Dataset entries:

..........

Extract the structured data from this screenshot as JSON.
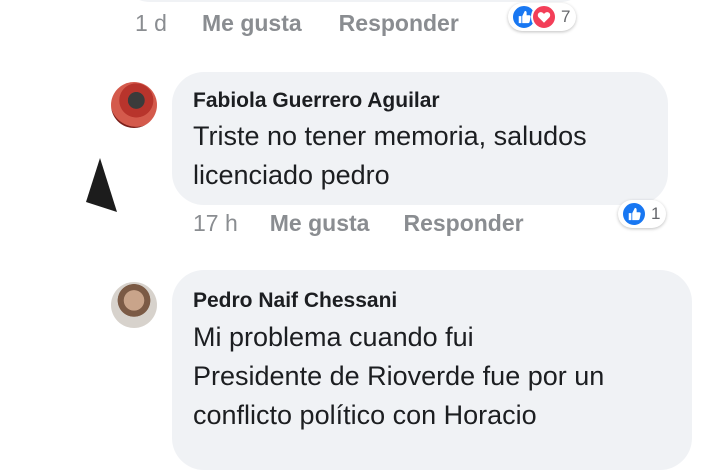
{
  "comments": [
    {
      "time": "1 d",
      "like_label": "Me gusta",
      "reply_label": "Responder",
      "reactions": {
        "count": "7",
        "icons": [
          "like-icon",
          "love-icon"
        ]
      }
    },
    {
      "author": "Fabiola Guerrero Aguilar",
      "text_lines": [
        "Triste no tener memoria, saludos",
        "licenciado pedro"
      ],
      "time": "17 h",
      "like_label": "Me gusta",
      "reply_label": "Responder",
      "reactions": {
        "count": "1",
        "icons": [
          "like-icon"
        ]
      }
    },
    {
      "author": "Pedro Naif Chessani",
      "text_lines": [
        "Mi problema cuando fui",
        "Presidente de Rioverde fue por un",
        "conflicto político con Horacio"
      ]
    }
  ],
  "colors": {
    "bubble": "#f0f2f5",
    "meta_text": "#8a8d91",
    "like_blue": "#1877f2",
    "love_red": "#f33e58"
  }
}
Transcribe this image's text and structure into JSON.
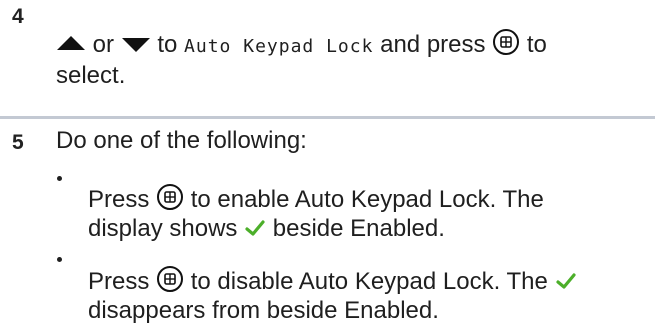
{
  "step4": {
    "number": "4",
    "or_text": "or",
    "to_text": "to",
    "menu_item": "Auto Keypad Lock",
    "and_press": "and press",
    "to_end": "to",
    "select": "select."
  },
  "step5": {
    "number": "5",
    "intro": "Do one of the following:",
    "options": [
      {
        "press": "Press",
        "line1_rest": "to enable Auto Keypad Lock. The",
        "line2_before": "display shows",
        "line2_after": "beside Enabled."
      },
      {
        "press": "Press",
        "line1_rest": "to disable Auto Keypad Lock. The",
        "line2": "disappears from beside Enabled."
      }
    ]
  },
  "colors": {
    "check": "#4caf2a",
    "divider": "#c3c9d3"
  },
  "icons": [
    "up-arrow-icon",
    "down-arrow-icon",
    "menu-ok-button-icon",
    "checkmark-icon"
  ]
}
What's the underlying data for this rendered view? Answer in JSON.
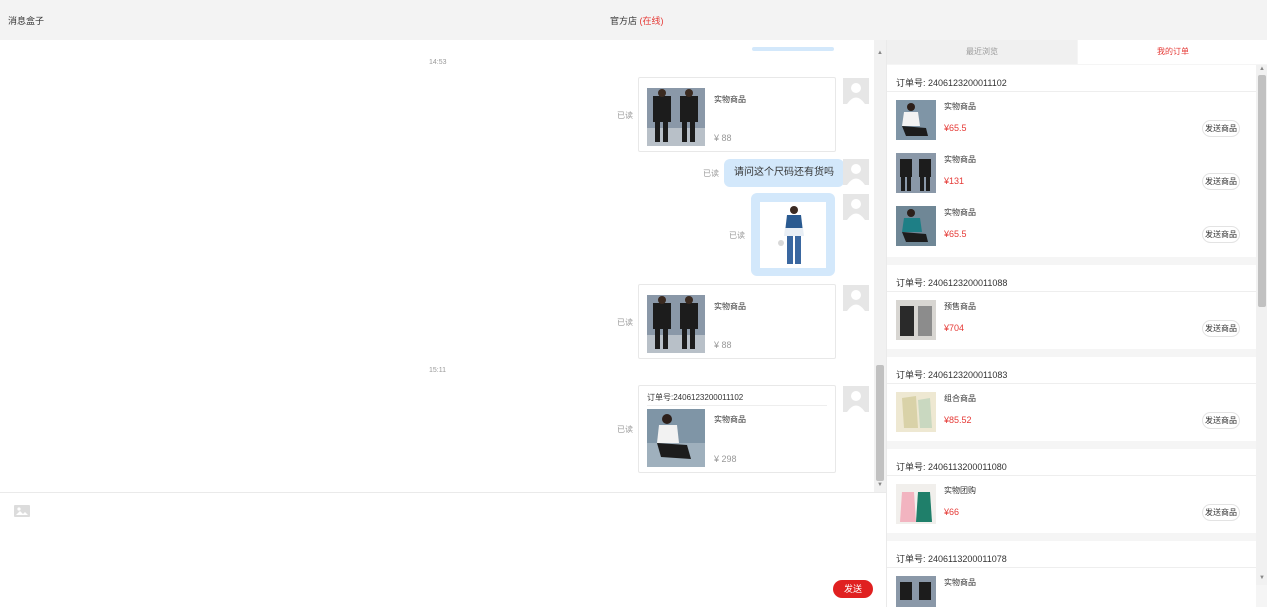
{
  "topbar": {
    "app_title": "消息盒子",
    "shop_name": "官方店",
    "shop_status": "(在线)"
  },
  "chat": {
    "time_1": "14:53",
    "time_2": "15:11",
    "messages": [
      {
        "read": "已读",
        "product_name": "实物商品",
        "price": "¥ 88"
      },
      {
        "read": "已读",
        "text": "请问这个尺码还有货吗"
      },
      {
        "read": "已读",
        "image": "woman-outfit-photo"
      },
      {
        "read": "已读",
        "product_name": "实物商品",
        "price": "¥ 88"
      },
      {
        "read": "已读",
        "order_no": "订单号:2406123200011102",
        "product_name": "实物商品",
        "price": "¥ 298"
      }
    ]
  },
  "composer": {
    "send_label": "发送",
    "image_icon": "image-icon"
  },
  "side": {
    "tabs": [
      {
        "label": "最近浏览"
      },
      {
        "label": "我的订单"
      }
    ],
    "orders": [
      {
        "order_no": "订单号: 2406123200011102",
        "items": [
          {
            "name": "实物商品",
            "price": "¥65.5",
            "action": "发送商品"
          },
          {
            "name": "实物商品",
            "price": "¥131",
            "action": "发送商品"
          },
          {
            "name": "实物商品",
            "price": "¥65.5",
            "action": "发送商品"
          }
        ]
      },
      {
        "order_no": "订单号: 2406123200011088",
        "items": [
          {
            "name": "预售商品",
            "price": "¥704",
            "action": "发送商品"
          }
        ]
      },
      {
        "order_no": "订单号: 2406123200011083",
        "items": [
          {
            "name": "组合商品",
            "price": "¥85.52",
            "action": "发送商品"
          }
        ]
      },
      {
        "order_no": "订单号: 2406113200011080",
        "items": [
          {
            "name": "实物团购",
            "price": "¥66",
            "action": "发送商品"
          }
        ]
      },
      {
        "order_no": "订单号: 2406113200011078",
        "items": [
          {
            "name": "实物商品"
          }
        ]
      }
    ]
  },
  "colors": {
    "accent": "#e53935",
    "bubble": "#d3e8fb",
    "send_button": "#e02020"
  }
}
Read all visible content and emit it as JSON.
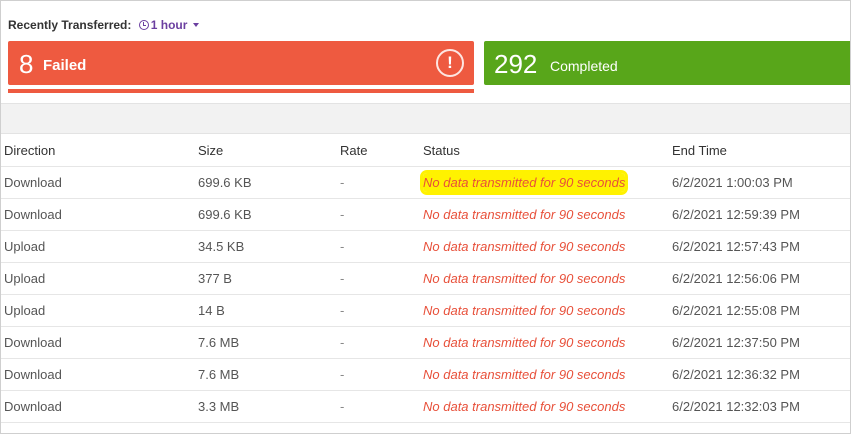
{
  "filter": {
    "label": "Recently Transferred:",
    "value": "1 hour",
    "icon": "clock-icon",
    "accent": "#6b3fa0"
  },
  "cards": {
    "failed": {
      "count": "8",
      "label": "Failed",
      "color": "#ee5a40",
      "icon": "alert-circle-icon",
      "icon_glyph": "!"
    },
    "completed": {
      "count": "292",
      "label": "Completed",
      "color": "#58a61a"
    }
  },
  "table": {
    "columns": [
      "Direction",
      "Size",
      "Rate",
      "Status",
      "End Time"
    ],
    "rows": [
      {
        "direction": "Download",
        "size": "699.6 KB",
        "rate": "-",
        "status": "No data transmitted for 90 seconds",
        "end_time": "6/2/2021 1:00:03 PM",
        "highlighted": true
      },
      {
        "direction": "Download",
        "size": "699.6 KB",
        "rate": "-",
        "status": "No data transmitted for 90 seconds",
        "end_time": "6/2/2021 12:59:39 PM"
      },
      {
        "direction": "Upload",
        "size": "34.5 KB",
        "rate": "-",
        "status": "No data transmitted for 90 seconds",
        "end_time": "6/2/2021 12:57:43 PM"
      },
      {
        "direction": "Upload",
        "size": "377 B",
        "rate": "-",
        "status": "No data transmitted for 90 seconds",
        "end_time": "6/2/2021 12:56:06 PM"
      },
      {
        "direction": "Upload",
        "size": "14 B",
        "rate": "-",
        "status": "No data transmitted for 90 seconds",
        "end_time": "6/2/2021 12:55:08 PM"
      },
      {
        "direction": "Download",
        "size": "7.6 MB",
        "rate": "-",
        "status": "No data transmitted for 90 seconds",
        "end_time": "6/2/2021 12:37:50 PM"
      },
      {
        "direction": "Download",
        "size": "7.6 MB",
        "rate": "-",
        "status": "No data transmitted for 90 seconds",
        "end_time": "6/2/2021 12:36:32 PM"
      },
      {
        "direction": "Download",
        "size": "3.3 MB",
        "rate": "-",
        "status": "No data transmitted for 90 seconds",
        "end_time": "6/2/2021 12:32:03 PM"
      }
    ]
  }
}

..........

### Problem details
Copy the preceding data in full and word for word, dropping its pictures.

### Your response
Extract the structured data from this screenshot as JSON.
{
  "comments": [
    {
      "time": "1 d",
      "like_label": "Me gusta",
      "reply_label": "Responder",
      "reactions": {
        "count": "7",
        "icons": [
          "like-icon",
          "love-icon"
        ]
      }
    },
    {
      "author": "Fabiola Guerrero Aguilar",
      "text_lines": [
        "Triste no tener memoria, saludos",
        "licenciado pedro"
      ],
      "time": "17 h",
      "like_label": "Me gusta",
      "reply_label": "Responder",
      "reactions": {
        "count": "1",
        "icons": [
          "like-icon"
        ]
      }
    },
    {
      "author": "Pedro Naif Chessani",
      "text_lines": [
        "Mi problema cuando fui",
        "Presidente de Rioverde fue por un",
        "conflicto político con Horacio"
      ]
    }
  ],
  "colors": {
    "bubble": "#f0f2f5",
    "meta_text": "#8a8d91",
    "like_blue": "#1877f2",
    "love_red": "#f33e58"
  }
}
Transcribe this image's text and structure into JSON.
{
  "step4": {
    "number": "4",
    "or_text": "or",
    "to_text": "to",
    "menu_item": "Auto Keypad Lock",
    "and_press": "and press",
    "to_end": "to",
    "select": "select."
  },
  "step5": {
    "number": "5",
    "intro": "Do one of the following:",
    "options": [
      {
        "press": "Press",
        "line1_rest": "to enable Auto Keypad Lock. The",
        "line2_before": "display shows",
        "line2_after": "beside Enabled."
      },
      {
        "press": "Press",
        "line1_rest": "to disable Auto Keypad Lock. The",
        "line2": "disappears from beside Enabled."
      }
    ]
  },
  "colors": {
    "check": "#4caf2a",
    "divider": "#c3c9d3"
  },
  "icons": [
    "up-arrow-icon",
    "down-arrow-icon",
    "menu-ok-button-icon",
    "checkmark-icon"
  ]
}
What's the underlying data for this rendered view? Answer in JSON.
{
  "topbar": {
    "app_title": "消息盒子",
    "shop_name": "官方店",
    "shop_status": "(在线)"
  },
  "chat": {
    "time_1": "14:53",
    "time_2": "15:11",
    "messages": [
      {
        "read": "已读",
        "product_name": "实物商品",
        "price": "¥ 88"
      },
      {
        "read": "已读",
        "text": "请问这个尺码还有货吗"
      },
      {
        "read": "已读",
        "image": "woman-outfit-photo"
      },
      {
        "read": "已读",
        "product_name": "实物商品",
        "price": "¥ 88"
      },
      {
        "read": "已读",
        "order_no": "订单号:2406123200011102",
        "product_name": "实物商品",
        "price": "¥ 298"
      }
    ]
  },
  "composer": {
    "send_label": "发送",
    "image_icon": "image-icon"
  },
  "side": {
    "tabs": [
      {
        "label": "最近浏览"
      },
      {
        "label": "我的订单"
      }
    ],
    "orders": [
      {
        "order_no": "订单号: 2406123200011102",
        "items": [
          {
            "name": "实物商品",
            "price": "¥65.5",
            "action": "发送商品"
          },
          {
            "name": "实物商品",
            "price": "¥131",
            "action": "发送商品"
          },
          {
            "name": "实物商品",
            "price": "¥65.5",
            "action": "发送商品"
          }
        ]
      },
      {
        "order_no": "订单号: 2406123200011088",
        "items": [
          {
            "name": "预售商品",
            "price": "¥704",
            "action": "发送商品"
          }
        ]
      },
      {
        "order_no": "订单号: 2406123200011083",
        "items": [
          {
            "name": "组合商品",
            "price": "¥85.52",
            "action": "发送商品"
          }
        ]
      },
      {
        "order_no": "订单号: 2406113200011080",
        "items": [
          {
            "name": "实物团购",
            "price": "¥66",
            "action": "发送商品"
          }
        ]
      },
      {
        "order_no": "订单号: 2406113200011078",
        "items": [
          {
            "name": "实物商品"
          }
        ]
      }
    ]
  },
  "colors": {
    "accent": "#e53935",
    "bubble": "#d3e8fb",
    "send_button": "#e02020"
  }
}
Read all visible content and emit it as JSON.
{
  "filter": {
    "label": "Recently Transferred:",
    "value": "1 hour",
    "icon": "clock-icon",
    "accent": "#6b3fa0"
  },
  "cards": {
    "failed": {
      "count": "8",
      "label": "Failed",
      "color": "#ee5a40",
      "icon": "alert-circle-icon",
      "icon_glyph": "!"
    },
    "completed": {
      "count": "292",
      "label": "Completed",
      "color": "#58a61a"
    }
  },
  "table": {
    "columns": [
      "Direction",
      "Size",
      "Rate",
      "Status",
      "End Time"
    ],
    "rows": [
      {
        "direction": "Download",
        "size": "699.6 KB",
        "rate": "-",
        "status": "No data transmitted for 90 seconds",
        "end_time": "6/2/2021 1:00:03 PM",
        "highlighted": true
      },
      {
        "direction": "Download",
        "size": "699.6 KB",
        "rate": "-",
        "status": "No data transmitted for 90 seconds",
        "end_time": "6/2/2021 12:59:39 PM"
      },
      {
        "direction": "Upload",
        "size": "34.5 KB",
        "rate": "-",
        "status": "No data transmitted for 90 seconds",
        "end_time": "6/2/2021 12:57:43 PM"
      },
      {
        "direction": "Upload",
        "size": "377 B",
        "rate": "-",
        "status": "No data transmitted for 90 seconds",
        "end_time": "6/2/2021 12:56:06 PM"
      },
      {
        "direction": "Upload",
        "size": "14 B",
        "rate": "-",
        "status": "No data transmitted for 90 seconds",
        "end_time": "6/2/2021 12:55:08 PM"
      },
      {
        "direction": "Download",
        "size": "7.6 MB",
        "rate": "-",
        "status": "No data transmitted for 90 seconds",
        "end_time": "6/2/2021 12:37:50 PM"
      },
      {
        "direction": "Download",
        "size": "7.6 MB",
        "rate": "-",
        "status": "No data transmitted for 90 seconds",
        "end_time": "6/2/2021 12:36:32 PM"
      },
      {
        "direction": "Download",
        "size": "3.3 MB",
        "rate": "-",
        "status": "No data transmitted for 90 seconds",
        "end_time": "6/2/2021 12:32:03 PM"
      }
    ]
  }
}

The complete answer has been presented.